- _DATA_
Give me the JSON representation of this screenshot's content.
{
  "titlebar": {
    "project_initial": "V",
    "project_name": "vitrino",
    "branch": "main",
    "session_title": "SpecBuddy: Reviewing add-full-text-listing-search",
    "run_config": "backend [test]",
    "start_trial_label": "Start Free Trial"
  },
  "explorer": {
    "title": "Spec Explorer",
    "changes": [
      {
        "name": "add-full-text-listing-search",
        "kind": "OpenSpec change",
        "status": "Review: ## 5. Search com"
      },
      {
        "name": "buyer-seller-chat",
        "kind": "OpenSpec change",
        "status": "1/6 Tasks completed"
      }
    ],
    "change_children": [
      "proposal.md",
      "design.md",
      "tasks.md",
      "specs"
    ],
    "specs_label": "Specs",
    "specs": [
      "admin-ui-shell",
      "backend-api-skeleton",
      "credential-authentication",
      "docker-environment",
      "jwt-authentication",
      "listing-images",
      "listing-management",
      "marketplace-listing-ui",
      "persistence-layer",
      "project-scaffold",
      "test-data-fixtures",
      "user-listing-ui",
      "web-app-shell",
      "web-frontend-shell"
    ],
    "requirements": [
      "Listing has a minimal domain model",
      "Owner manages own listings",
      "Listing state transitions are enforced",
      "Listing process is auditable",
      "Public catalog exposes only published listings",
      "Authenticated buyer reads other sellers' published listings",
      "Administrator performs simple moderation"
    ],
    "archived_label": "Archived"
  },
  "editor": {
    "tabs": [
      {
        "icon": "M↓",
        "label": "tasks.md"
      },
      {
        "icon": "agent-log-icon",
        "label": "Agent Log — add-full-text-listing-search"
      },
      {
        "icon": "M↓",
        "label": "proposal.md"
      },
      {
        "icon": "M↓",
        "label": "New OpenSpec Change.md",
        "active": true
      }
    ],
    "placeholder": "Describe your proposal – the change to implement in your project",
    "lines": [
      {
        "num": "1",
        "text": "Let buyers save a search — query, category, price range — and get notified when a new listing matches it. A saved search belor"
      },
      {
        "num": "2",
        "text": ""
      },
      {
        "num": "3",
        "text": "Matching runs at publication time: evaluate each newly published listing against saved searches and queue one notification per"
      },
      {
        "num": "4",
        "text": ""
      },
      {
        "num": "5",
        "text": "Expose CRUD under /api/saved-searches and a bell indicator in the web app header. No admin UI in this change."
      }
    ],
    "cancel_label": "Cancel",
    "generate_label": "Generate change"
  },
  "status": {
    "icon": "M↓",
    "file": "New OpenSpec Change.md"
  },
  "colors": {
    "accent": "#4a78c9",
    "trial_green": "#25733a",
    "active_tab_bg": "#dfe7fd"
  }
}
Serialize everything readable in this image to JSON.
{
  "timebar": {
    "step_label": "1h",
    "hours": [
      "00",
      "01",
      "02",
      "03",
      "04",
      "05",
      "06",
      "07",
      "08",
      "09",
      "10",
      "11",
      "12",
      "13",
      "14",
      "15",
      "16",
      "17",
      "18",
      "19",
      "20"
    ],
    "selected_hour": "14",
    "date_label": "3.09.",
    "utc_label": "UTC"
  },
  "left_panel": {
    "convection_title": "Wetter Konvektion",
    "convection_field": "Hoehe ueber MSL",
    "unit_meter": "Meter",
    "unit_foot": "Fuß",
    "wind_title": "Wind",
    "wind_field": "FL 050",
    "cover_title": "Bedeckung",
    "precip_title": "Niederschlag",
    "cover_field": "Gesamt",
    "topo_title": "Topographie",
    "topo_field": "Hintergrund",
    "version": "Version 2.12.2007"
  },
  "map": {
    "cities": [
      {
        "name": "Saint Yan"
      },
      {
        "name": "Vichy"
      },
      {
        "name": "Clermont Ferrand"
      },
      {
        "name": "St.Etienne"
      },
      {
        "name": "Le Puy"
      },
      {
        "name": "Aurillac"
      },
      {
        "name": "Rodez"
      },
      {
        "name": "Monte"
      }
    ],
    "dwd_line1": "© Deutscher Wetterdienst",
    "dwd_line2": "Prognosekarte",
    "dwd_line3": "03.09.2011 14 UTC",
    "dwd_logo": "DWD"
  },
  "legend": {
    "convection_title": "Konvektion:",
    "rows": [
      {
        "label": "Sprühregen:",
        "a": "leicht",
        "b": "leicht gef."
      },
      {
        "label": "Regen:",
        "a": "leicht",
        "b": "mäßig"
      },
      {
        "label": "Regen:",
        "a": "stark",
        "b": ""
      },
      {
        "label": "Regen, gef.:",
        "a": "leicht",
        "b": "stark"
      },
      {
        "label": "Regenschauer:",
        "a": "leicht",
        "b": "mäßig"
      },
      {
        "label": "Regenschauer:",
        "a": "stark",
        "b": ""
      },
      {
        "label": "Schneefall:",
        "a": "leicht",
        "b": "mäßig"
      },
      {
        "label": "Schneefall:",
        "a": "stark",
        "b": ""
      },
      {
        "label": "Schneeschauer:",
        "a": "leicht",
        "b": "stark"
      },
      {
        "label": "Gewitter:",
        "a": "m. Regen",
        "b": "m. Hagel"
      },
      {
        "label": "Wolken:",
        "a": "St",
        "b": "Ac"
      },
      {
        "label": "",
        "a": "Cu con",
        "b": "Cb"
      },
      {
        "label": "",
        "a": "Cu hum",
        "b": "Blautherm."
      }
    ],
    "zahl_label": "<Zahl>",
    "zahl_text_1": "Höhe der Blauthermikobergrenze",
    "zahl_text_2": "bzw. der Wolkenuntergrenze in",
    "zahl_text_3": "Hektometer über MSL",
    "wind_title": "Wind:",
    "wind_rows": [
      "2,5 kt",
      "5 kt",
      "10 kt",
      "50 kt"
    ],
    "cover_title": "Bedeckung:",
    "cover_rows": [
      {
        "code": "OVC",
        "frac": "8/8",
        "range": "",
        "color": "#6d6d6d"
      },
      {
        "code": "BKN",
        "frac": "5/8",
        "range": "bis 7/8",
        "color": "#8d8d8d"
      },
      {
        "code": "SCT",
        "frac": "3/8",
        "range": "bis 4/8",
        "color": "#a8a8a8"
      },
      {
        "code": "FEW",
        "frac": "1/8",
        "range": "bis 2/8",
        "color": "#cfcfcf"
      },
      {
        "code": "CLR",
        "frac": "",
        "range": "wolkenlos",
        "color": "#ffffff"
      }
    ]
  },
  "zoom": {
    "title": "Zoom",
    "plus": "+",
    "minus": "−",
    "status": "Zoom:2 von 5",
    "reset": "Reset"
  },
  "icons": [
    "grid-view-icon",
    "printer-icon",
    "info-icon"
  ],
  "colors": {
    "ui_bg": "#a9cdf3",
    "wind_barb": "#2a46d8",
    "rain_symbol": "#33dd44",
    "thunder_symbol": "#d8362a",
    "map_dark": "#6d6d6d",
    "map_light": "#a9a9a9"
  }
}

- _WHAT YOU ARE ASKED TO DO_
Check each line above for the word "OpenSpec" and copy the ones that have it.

- _TASK OUTPUT_
        "kind": "OpenSpec change",
        "kind": "OpenSpec change",
        "label": "New OpenSpec Change.md",
    "file": "New OpenSpec Change.md"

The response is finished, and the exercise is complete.